  • Harrod lives one day at a time since cancer
  • Eminence man appears again on kidnapping, abuse charges

    A 51-year-old Eminence man appeared in court Thursday where he faces several charges after he allegedly held two women against their will in his Mulberry Pike home in February.
    Timothy Lynn Baer appeared in Henry County Circuit Court last week at a pre-trial conference in front of Judge Karen Conrad with his attorney Elizabeth Curtin.

  • Circuit Clerk’s Office to close for one week

    he Henry County Courthouse in New Castle will be closed for major remodeling and new construction soon, so the Henry Circuit Clerk’s Office and all court functions will close for a week for its temporary move to Eminence.
    During the week of June 25-29, the courthouse staff will be moving its phones, desks, computers, driver’s license lines and cameras and courthouse video equipment, according to Gina Lyle, Henry County Circuit Clerk.
    Docket hearings, driver’s licensing and all other functions will close at 4 p.m. Friday, June 22 and will remain closed the week of June 25-29.

  • Eminence still undecided about chickens

    A local 10-year-old will have to wait another month to learn if his desire to keep chickens will be allowed in Eminence.
    Reese Morgan submitted a request in May to ask Eminence City Council members to have three chickens for eggs.

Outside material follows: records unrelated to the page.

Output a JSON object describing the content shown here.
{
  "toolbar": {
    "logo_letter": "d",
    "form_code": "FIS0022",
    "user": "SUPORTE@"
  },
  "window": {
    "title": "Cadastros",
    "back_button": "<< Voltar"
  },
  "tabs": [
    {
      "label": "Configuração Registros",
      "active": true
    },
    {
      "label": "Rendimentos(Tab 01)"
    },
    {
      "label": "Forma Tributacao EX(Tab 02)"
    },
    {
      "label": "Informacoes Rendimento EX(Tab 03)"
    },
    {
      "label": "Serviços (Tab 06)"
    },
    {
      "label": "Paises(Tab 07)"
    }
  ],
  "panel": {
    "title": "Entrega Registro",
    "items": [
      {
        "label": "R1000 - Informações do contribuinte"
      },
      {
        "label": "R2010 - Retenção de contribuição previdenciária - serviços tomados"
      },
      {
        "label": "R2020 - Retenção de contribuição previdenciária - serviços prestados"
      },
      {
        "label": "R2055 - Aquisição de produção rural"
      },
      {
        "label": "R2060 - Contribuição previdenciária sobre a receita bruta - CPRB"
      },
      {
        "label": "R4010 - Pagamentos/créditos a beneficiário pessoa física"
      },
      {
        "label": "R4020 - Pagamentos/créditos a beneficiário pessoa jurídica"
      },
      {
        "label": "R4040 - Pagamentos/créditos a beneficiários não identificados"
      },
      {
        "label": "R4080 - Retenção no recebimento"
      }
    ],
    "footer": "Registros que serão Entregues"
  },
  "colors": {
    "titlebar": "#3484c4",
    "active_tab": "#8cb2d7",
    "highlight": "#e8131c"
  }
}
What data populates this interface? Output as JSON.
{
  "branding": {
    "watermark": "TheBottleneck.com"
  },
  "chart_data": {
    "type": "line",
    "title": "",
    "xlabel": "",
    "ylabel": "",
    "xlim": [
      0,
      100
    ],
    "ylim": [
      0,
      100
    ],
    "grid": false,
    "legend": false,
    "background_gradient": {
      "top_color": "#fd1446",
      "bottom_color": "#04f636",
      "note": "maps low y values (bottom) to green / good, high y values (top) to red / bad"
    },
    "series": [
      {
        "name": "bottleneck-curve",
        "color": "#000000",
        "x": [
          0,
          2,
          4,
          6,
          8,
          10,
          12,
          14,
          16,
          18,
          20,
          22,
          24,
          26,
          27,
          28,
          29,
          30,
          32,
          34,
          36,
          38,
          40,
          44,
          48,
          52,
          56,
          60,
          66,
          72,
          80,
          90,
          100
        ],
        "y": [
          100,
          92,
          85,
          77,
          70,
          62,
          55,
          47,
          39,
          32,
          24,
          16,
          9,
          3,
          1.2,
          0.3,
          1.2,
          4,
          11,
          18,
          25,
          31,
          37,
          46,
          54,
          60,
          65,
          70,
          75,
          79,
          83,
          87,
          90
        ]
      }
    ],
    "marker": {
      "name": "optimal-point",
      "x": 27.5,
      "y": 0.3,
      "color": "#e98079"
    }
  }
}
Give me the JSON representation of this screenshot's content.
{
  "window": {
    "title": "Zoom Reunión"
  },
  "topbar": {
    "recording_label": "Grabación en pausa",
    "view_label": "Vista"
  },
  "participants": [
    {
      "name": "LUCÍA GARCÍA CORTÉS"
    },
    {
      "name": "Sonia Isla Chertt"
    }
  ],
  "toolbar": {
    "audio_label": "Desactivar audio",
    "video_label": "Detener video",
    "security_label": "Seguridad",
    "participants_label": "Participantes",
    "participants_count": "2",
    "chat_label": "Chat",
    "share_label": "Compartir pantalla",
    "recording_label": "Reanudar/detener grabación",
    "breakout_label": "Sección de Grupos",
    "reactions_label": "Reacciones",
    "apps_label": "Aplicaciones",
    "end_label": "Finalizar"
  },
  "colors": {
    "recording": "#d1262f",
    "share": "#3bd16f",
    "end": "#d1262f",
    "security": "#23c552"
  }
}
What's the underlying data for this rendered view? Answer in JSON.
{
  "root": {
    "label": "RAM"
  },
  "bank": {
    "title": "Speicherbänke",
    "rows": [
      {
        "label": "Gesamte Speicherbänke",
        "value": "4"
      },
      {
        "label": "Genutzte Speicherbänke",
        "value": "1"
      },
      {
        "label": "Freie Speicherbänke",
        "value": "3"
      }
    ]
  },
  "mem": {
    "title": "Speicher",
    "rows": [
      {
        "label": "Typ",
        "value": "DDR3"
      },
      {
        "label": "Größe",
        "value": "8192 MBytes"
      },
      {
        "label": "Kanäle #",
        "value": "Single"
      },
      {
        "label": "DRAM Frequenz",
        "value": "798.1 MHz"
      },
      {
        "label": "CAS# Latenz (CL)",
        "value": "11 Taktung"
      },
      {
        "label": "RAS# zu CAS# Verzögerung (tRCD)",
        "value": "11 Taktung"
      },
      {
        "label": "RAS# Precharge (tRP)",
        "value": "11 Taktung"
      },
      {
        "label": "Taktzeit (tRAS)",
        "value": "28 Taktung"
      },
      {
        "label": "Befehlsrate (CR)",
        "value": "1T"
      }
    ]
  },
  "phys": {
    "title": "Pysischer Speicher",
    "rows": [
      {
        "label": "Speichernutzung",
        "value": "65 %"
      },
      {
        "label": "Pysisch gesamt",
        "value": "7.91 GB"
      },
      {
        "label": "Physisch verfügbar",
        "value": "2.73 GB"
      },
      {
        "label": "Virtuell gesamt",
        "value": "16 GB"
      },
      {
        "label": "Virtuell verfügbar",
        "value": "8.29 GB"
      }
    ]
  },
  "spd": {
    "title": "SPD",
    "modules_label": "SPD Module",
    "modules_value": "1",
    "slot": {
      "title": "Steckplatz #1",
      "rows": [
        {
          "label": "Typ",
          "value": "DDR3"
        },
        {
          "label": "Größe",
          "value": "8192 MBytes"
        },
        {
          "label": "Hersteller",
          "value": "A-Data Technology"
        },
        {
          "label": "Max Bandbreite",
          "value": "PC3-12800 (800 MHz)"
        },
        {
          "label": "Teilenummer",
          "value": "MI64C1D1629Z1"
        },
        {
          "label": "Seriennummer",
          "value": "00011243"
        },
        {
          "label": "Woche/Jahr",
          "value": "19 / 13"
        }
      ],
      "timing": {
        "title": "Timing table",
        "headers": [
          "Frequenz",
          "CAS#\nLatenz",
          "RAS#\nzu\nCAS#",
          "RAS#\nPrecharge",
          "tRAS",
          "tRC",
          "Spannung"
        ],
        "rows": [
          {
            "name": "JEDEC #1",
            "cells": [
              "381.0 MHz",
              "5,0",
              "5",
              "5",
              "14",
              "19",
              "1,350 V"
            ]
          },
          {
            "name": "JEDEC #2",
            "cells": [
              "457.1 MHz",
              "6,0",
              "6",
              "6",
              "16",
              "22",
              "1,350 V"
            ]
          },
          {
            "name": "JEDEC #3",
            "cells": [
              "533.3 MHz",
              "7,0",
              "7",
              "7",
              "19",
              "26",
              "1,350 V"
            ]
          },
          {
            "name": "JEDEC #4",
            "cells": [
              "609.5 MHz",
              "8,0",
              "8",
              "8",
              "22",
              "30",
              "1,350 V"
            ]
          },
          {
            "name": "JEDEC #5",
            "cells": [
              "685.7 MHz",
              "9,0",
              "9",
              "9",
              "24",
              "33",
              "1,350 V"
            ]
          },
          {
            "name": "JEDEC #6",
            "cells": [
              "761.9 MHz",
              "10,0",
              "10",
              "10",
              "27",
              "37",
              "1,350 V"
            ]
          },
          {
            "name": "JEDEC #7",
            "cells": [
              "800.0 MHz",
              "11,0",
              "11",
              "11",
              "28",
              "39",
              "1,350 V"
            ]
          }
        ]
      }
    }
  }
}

Reese is on the autism spectrum and said he would use the chickens as “therapy animals.”
    At the follow-up city council meeting last week, Mayor Drane Stephens said he was still “uncomfortable” making a first reading of the amendment to allow the animals at city residences.